**WORK TO BE COMPLETED**:
Work through the data below and copy out every line where "colorize" is found.

**SOURCE RECORDS**:

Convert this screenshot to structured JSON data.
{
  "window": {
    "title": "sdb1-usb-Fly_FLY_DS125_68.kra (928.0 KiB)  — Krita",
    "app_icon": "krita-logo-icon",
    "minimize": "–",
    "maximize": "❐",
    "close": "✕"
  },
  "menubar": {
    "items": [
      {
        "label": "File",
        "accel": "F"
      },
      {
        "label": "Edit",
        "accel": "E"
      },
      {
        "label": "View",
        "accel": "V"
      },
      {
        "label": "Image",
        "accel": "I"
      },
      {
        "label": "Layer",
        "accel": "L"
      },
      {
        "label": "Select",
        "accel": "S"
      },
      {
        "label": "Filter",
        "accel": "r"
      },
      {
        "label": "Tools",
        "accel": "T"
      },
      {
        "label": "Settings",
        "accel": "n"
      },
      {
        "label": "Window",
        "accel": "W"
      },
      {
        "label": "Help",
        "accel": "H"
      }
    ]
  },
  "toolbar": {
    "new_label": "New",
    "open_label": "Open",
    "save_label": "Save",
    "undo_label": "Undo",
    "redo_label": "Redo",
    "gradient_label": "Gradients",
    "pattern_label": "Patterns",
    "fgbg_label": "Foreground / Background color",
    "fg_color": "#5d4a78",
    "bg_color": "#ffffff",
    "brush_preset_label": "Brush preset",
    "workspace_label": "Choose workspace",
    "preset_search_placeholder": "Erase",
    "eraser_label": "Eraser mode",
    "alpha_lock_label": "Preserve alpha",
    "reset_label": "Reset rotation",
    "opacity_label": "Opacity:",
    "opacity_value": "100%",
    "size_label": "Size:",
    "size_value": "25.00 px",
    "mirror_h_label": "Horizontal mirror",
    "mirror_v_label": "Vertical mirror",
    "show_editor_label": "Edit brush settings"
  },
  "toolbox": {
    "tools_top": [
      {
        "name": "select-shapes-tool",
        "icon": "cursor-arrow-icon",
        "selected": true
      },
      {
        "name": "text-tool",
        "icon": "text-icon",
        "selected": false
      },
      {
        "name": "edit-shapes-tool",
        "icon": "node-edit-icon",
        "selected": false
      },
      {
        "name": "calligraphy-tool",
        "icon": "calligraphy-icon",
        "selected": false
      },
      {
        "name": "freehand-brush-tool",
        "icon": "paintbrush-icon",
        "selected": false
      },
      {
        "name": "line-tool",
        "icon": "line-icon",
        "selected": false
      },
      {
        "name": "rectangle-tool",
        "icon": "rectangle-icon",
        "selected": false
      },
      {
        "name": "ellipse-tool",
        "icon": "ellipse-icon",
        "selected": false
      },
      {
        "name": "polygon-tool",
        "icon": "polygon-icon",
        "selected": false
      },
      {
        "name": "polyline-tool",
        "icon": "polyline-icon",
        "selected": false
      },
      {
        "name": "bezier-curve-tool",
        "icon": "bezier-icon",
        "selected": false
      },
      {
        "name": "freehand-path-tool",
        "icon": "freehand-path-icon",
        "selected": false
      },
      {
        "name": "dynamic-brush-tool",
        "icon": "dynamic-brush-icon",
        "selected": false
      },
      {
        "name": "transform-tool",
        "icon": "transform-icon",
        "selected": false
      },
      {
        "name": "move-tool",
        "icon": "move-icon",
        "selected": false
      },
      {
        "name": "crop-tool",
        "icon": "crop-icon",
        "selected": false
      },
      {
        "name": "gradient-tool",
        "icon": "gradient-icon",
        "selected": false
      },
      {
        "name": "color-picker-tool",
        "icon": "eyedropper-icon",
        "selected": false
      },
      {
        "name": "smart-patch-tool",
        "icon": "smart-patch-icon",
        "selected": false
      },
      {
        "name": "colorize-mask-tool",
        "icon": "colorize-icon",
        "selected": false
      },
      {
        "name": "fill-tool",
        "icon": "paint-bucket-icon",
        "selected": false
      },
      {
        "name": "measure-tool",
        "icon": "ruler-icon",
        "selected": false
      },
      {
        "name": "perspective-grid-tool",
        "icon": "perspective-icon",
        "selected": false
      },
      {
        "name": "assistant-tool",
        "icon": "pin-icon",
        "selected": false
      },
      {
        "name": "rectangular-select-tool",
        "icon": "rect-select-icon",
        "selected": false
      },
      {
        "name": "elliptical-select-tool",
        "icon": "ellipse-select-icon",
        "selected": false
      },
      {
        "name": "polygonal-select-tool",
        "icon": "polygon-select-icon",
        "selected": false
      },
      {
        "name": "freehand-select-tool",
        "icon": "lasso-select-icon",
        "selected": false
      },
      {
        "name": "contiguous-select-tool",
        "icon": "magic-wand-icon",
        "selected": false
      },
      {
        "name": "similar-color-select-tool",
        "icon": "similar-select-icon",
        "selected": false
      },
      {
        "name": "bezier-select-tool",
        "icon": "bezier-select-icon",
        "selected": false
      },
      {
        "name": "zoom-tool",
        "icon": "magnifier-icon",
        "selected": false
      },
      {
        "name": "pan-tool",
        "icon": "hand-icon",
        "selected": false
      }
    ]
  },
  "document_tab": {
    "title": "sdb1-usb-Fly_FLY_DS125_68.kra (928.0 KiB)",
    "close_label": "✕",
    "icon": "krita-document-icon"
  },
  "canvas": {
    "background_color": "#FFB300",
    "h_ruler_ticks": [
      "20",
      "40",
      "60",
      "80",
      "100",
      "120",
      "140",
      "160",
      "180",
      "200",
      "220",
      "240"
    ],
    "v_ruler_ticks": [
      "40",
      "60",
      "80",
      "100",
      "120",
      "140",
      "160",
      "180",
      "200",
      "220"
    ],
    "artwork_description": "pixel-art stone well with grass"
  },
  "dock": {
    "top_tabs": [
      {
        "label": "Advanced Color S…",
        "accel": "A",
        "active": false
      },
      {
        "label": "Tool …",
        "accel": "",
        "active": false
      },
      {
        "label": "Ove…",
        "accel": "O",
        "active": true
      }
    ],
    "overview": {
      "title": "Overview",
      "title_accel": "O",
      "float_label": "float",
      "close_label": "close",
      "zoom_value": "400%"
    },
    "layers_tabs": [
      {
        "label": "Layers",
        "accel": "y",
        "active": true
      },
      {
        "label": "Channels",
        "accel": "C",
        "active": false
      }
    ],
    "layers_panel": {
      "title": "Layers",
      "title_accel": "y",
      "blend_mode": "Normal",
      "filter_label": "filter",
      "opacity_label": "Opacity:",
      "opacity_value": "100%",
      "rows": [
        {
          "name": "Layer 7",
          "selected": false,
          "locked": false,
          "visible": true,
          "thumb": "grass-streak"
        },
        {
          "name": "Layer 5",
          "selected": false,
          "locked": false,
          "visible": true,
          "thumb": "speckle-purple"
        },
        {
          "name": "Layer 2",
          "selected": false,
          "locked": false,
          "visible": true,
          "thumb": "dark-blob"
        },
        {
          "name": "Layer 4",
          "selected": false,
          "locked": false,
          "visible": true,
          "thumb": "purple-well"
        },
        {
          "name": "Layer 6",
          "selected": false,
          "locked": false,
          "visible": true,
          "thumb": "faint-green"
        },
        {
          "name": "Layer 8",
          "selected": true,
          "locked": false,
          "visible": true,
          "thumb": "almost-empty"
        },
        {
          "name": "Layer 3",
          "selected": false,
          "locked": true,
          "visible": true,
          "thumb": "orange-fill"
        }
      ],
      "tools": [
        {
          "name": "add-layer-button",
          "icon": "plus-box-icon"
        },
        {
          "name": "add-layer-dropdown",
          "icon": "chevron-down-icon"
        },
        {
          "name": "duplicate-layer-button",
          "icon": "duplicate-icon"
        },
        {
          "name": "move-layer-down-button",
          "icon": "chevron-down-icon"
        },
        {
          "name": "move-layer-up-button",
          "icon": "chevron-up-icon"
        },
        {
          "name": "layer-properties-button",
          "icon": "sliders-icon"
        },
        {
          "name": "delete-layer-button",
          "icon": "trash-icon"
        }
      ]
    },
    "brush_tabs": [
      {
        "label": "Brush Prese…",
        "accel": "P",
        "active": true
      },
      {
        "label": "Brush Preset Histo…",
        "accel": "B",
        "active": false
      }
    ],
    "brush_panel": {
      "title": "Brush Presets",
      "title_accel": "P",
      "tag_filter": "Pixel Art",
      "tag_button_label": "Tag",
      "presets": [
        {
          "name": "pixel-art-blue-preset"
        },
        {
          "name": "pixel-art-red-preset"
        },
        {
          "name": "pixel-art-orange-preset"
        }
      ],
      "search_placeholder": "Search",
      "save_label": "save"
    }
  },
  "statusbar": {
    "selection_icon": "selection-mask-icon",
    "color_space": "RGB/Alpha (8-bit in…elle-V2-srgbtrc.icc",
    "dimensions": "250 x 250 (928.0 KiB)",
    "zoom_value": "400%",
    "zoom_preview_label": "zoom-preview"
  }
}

**EXERCISE ANSWER**:
        "name": "colorize-mask-tool",
        "icon": "colorize-icon",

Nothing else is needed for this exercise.